#### WORK TO BE COMPLETED:
Every line of the data is to be output verbatim.

#### RECORDS TO PROCESS:
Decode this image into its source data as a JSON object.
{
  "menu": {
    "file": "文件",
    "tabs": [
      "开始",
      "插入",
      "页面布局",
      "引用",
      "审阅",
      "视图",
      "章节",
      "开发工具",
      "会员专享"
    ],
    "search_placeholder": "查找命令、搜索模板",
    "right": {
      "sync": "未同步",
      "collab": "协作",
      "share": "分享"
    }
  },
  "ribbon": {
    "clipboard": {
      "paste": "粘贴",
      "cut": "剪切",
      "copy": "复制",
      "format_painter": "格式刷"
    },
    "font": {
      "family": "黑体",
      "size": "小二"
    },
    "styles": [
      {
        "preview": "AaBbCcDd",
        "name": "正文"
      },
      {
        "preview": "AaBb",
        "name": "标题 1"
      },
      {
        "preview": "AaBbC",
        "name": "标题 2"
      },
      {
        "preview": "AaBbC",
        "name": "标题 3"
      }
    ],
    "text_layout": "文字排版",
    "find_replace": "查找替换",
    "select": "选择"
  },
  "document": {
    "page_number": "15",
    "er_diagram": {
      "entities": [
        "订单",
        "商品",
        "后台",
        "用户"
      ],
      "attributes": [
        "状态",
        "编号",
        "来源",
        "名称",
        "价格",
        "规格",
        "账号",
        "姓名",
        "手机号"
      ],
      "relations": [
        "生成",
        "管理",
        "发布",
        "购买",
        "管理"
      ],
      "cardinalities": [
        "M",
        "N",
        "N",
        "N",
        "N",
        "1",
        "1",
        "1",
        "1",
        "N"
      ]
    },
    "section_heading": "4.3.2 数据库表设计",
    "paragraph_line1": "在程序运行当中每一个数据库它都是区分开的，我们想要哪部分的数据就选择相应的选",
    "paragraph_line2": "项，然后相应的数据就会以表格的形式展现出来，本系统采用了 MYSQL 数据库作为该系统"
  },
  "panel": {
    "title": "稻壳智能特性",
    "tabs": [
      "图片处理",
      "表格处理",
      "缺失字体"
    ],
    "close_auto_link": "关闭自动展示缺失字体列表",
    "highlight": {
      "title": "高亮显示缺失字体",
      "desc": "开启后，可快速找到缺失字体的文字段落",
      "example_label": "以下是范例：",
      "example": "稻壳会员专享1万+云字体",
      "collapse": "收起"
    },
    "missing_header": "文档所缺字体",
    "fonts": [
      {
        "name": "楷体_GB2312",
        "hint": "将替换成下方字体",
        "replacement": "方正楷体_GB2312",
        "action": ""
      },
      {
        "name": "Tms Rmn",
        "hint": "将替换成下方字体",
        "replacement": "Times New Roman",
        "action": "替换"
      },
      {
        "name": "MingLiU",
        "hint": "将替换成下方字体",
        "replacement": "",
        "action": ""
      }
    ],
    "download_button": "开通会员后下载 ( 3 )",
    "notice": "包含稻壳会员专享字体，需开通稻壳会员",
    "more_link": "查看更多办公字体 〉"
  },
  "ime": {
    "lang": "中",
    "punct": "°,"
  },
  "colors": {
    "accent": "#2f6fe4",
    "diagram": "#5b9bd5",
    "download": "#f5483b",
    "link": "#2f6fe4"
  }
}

#### ANSWER TO THE EXERCISE:
Decode this image into its source data as a JSON object.
{
  "menu": {
    "file": "文件",
    "tabs": [
      "开始",
      "插入",
      "页面布局",
      "引用",
      "审阅",
      "视图",
      "章节",
      "开发工具",
      "会员专享"
    ],
    "search_placeholder": "查找命令、搜索模板",
    "right": {
      "sync": "未同步",
      "collab": "协作",
      "share": "分享"
    }
  },
  "ribbon": {
    "clipboard": {
      "paste": "粘贴",
      "cut": "剪切",
      "copy": "复制",
      "format_painter": "格式刷"
    },
    "font": {
      "family": "黑体",
      "size": "小二"
    },
    "styles": [
      {
        "preview": "AaBbCcDd",
        "name": "正文"
      },
      {
        "preview": "AaBb",
        "name": "标题 1"
      },
      {
        "preview": "AaBbC",
        "name": "标题 2"
      },
      {
        "preview": "AaBbC",
        "name": "标题 3"
      }
    ],
    "text_layout": "文字排版",
    "find_replace": "查找替换",
    "select": "选择"
  },
  "document": {
    "page_number": "15",
    "er_diagram": {
      "entities": [
        "订单",
        "商品",
        "后台",
        "用户"
      ],
      "attributes": [
        "状态",
        "编号",
        "来源",
        "名称",
        "价格",
        "规格",
        "账号",
        "姓名",
        "手机号"
      ],
      "relations": [
        "生成",
        "管理",
        "发布",
        "购买",
        "管理"
      ],
      "cardinalities": [
        "M",
        "N",
        "N",
        "N",
        "N",
        "1",
        "1",
        "1",
        "1",
        "N"
      ]
    },
    "section_heading": "4.3.2 数据库表设计",
    "paragraph_line1": "在程序运行当中每一个数据库它都是区分开的，我们想要哪部分的数据就选择相应的选",
    "paragraph_line2": "项，然后相应的数据就会以表格的形式展现出来，本系统采用了 MYSQL 数据库作为该系统"
  },
  "panel": {
    "title": "稻壳智能特性",
    "tabs": [
      "图片处理",
      "表格处理",
      "缺失字体"
    ],
    "close_auto_link": "关闭自动展示缺失字体列表",
    "highlight": {
      "title": "高亮显示缺失字体",
      "desc": "开启后，可快速找到缺失字体的文字段落",
      "example_label": "以下是范例：",
      "example": "稻壳会员专享1万+云字体",
      "collapse": "收起"
    },
    "missing_header": "文档所缺字体",
    "fonts": [
      {
        "name": "楷体_GB2312",
        "hint": "将替换成下方字体",
        "replacement": "方正楷体_GB2312",
        "action": ""
      },
      {
        "name": "Tms Rmn",
        "hint": "将替换成下方字体",
        "replacement": "Times New Roman",
        "action": "替换"
      },
      {
        "name": "MingLiU",
        "hint": "将替换成下方字体",
        "replacement": "",
        "action": ""
      }
    ],
    "download_button": "开通会员后下载 ( 3 )",
    "notice": "包含稻壳会员专享字体，需开通稻壳会员",
    "more_link": "查看更多办公字体 〉"
  },
  "ime": {
    "lang": "中",
    "punct": "°,"
  },
  "colors": {
    "accent": "#2f6fe4",
    "diagram": "#5b9bd5",
    "download": "#f5483b",
    "link": "#2f6fe4"
  }
}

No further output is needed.